The first day of the Pongal festival is called Bhogi Pongal, which has an association with Lord Indra (the King of the Devas) and Lord Krishna. In Brindavan, there existed a practice of conducting prayers to please Lord Indra, thanking him for the rains every year. Lord Indra took this pride to his head and became very arrogant. He considered himself to be the most powerful of all the beings. When the young Krishna came to know about this, he planned to teach him a lesson. He persuaded his dad, King Nanda and the people of Brindavan to worship Mount Govardhan instead of Lord Indra, as he felt that the mountain was the reason for the prosperity of the kingdom. This made Lord Indra furious and he sent the clouds to generate non-stop thunder, lightening, and heavy rains to flood the land. To tackle this, Lord Krishna lifted the Govardhan Parvat on his little finger give shelter to the cowherds and the cattle. It rained continuously for three days, and at last, Indra realized his mistake. He promised to stay humble to Lord Krishna and seeked his forgiveness. Since then, Bhogi is celebrated in honor of Indra.
There is another legend associated with Pongal that relates to Lord Shiva. The third day of Pongal is Mattu Pongal which is associated with Lord Shiva and Nandi (Shiva’s mount), the bull. According to mythology, Lord Shiva asked Nandi to go to Earth and deliver his message to the people, which is to ask them to have an oil massage and bathe daily and to eat food once a month. By mistake, Nandi asked them to have an oil massage and bathe once a month and to eat food every day. Upon knowing this, an enraged Shiva cursed Nandi saying that there would be lack of grains on the Earth. He banished the bull and asked him to live on earth forever and help people plough the fields. Thus, Mattu Pongal got its association with the cattle. It is also called Kaanum Pongal, where women pray for the well-being of their brothers. It is quite similar to the festivals of Raksha Bandhan and Bhai Dooj celebrated in North India.
In Maharashtra, married women are invited for ‘Haldi-Kumkum’ and given gifts of any utensil, which the woman of the house purchases on that day. A newly-wed woman gives away oil, cotton and sesame seeds to mark the auspicious day of Makar Sankranti.
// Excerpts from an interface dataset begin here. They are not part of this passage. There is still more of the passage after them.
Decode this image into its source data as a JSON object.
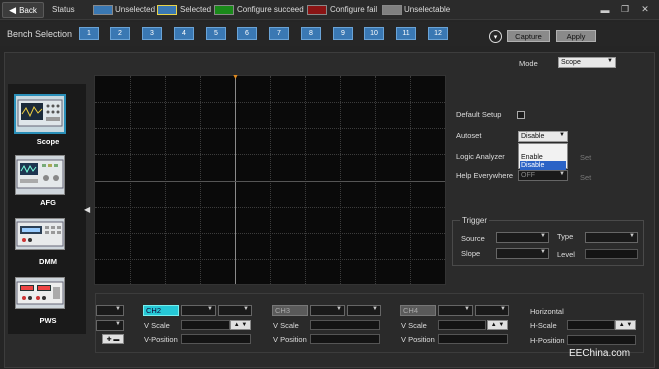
{
  "topbar": {
    "back_label": "Back",
    "status_label": "Status",
    "legend": [
      {
        "label": "Unselected",
        "color": "#3a78b3"
      },
      {
        "label": "Selected",
        "color": "#3a78b3"
      },
      {
        "label": "Configure succeed",
        "color": "#1a8a1a"
      },
      {
        "label": "Configure fail",
        "color": "#8a1414"
      },
      {
        "label": "Unselectable",
        "color": "#808080"
      }
    ],
    "window_controls": [
      "minimize-icon",
      "restore-icon",
      "close-icon"
    ]
  },
  "bench": {
    "label": "Bench Selection",
    "buttons": [
      "1",
      "2",
      "3",
      "4",
      "5",
      "6",
      "7",
      "8",
      "9",
      "10",
      "11",
      "12"
    ],
    "capture_label": "Capture",
    "apply_label": "Apply"
  },
  "sidebar": {
    "instruments": [
      {
        "label": "Scope",
        "selected": true
      },
      {
        "label": "AFG",
        "selected": false
      },
      {
        "label": "DMM",
        "selected": false
      },
      {
        "label": "PWS",
        "selected": false
      }
    ]
  },
  "settings": {
    "mode_label": "Mode",
    "mode_value": "Scope",
    "default_setup_label": "Default Setup",
    "autoset_label": "Autoset",
    "autoset_value": "Disable",
    "autoset_options": [
      "Enable",
      "Disable"
    ],
    "logic_analyzer_label": "Logic Analyzer",
    "logic_set": "Set",
    "help_everywhere_label": "Help Everywhere",
    "help_value": "OFF",
    "help_set": "Set"
  },
  "trigger": {
    "title": "Trigger",
    "source_label": "Source",
    "type_label": "Type",
    "slope_label": "Slope",
    "level_label": "Level"
  },
  "channels": {
    "ch2_tag": "CH2",
    "ch3_tag": "CH3",
    "ch4_tag": "CH4",
    "v_scale": "V Scale",
    "v_position": "V-Position",
    "v_position_alt": "V Position",
    "horizontal_label": "Horizontal",
    "h_scale": "H-Scale",
    "h_position": "H-Position"
  },
  "watermark": "EEChina.com"
}
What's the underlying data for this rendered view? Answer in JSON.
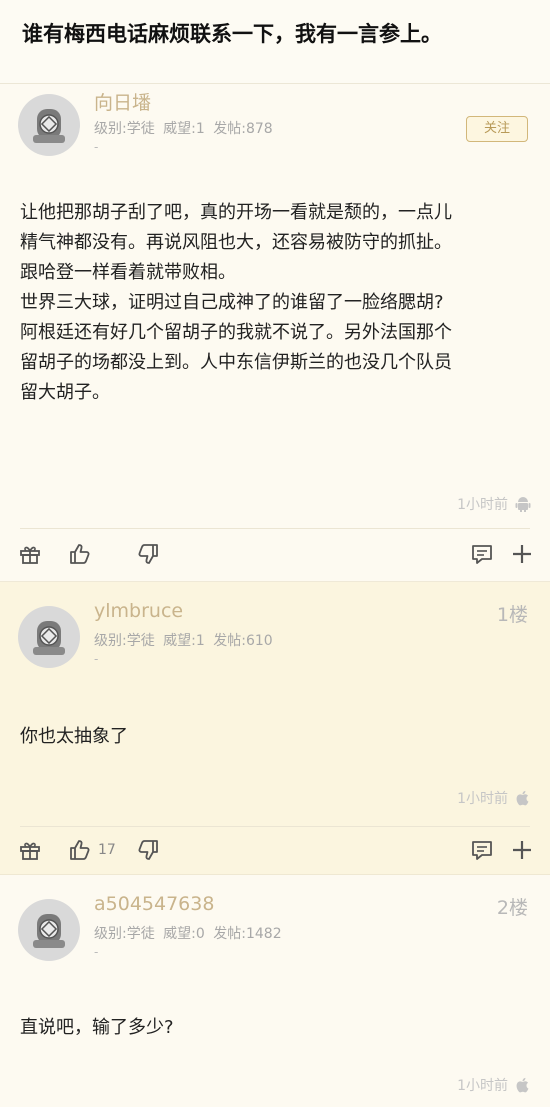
{
  "topic": {
    "title": "谁有梅西电话麻烦联系一下，我有一言参上。"
  },
  "op": {
    "username": "向日墦",
    "level_label": "级别:学徒",
    "prestige_label": "威望:1",
    "posts_label": "发帖:878",
    "dash": "-",
    "follow_label": "关注",
    "body_lines": [
      "让他把那胡子刮了吧，真的开场一看就是颓的，一点儿",
      "精气神都没有。再说风阻也大，还容易被防守的抓扯。",
      "跟哈登一样看着就带败相。",
      "世界三大球，证明过自己成神了的谁留了一脸络腮胡?",
      "阿根廷还有好几个留胡子的我就不说了。另外法国那个",
      "留胡子的场都没上到。人中东信伊斯兰的也没几个队员",
      "留大胡子。"
    ],
    "time": "1小时前",
    "device_icon": "android-icon"
  },
  "reply1": {
    "username": "ylmbruce",
    "level_label": "级别:学徒",
    "prestige_label": "威望:1",
    "posts_label": "发帖:610",
    "dash": "-",
    "floor": "1楼",
    "body": "你也太抽象了",
    "time": "1小时前",
    "device_icon": "apple-icon",
    "like_count": "17"
  },
  "reply2": {
    "username": "a504547638",
    "level_label": "级别:学徒",
    "prestige_label": "威望:0",
    "posts_label": "发帖:1482",
    "dash": "-",
    "floor": "2楼",
    "body": "直说吧，输了多少?",
    "time": "1小时前",
    "device_icon": "apple-icon"
  },
  "colors": {
    "username": "#c9b48c",
    "follow_border": "#d2b77a",
    "reply_highlight_bg": "#fbf5df"
  }
}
This ritual is believed to bestow long life and prosperity upon her and her family.
Though there could be several other legends associated with Pongal, these two are the most significant ones.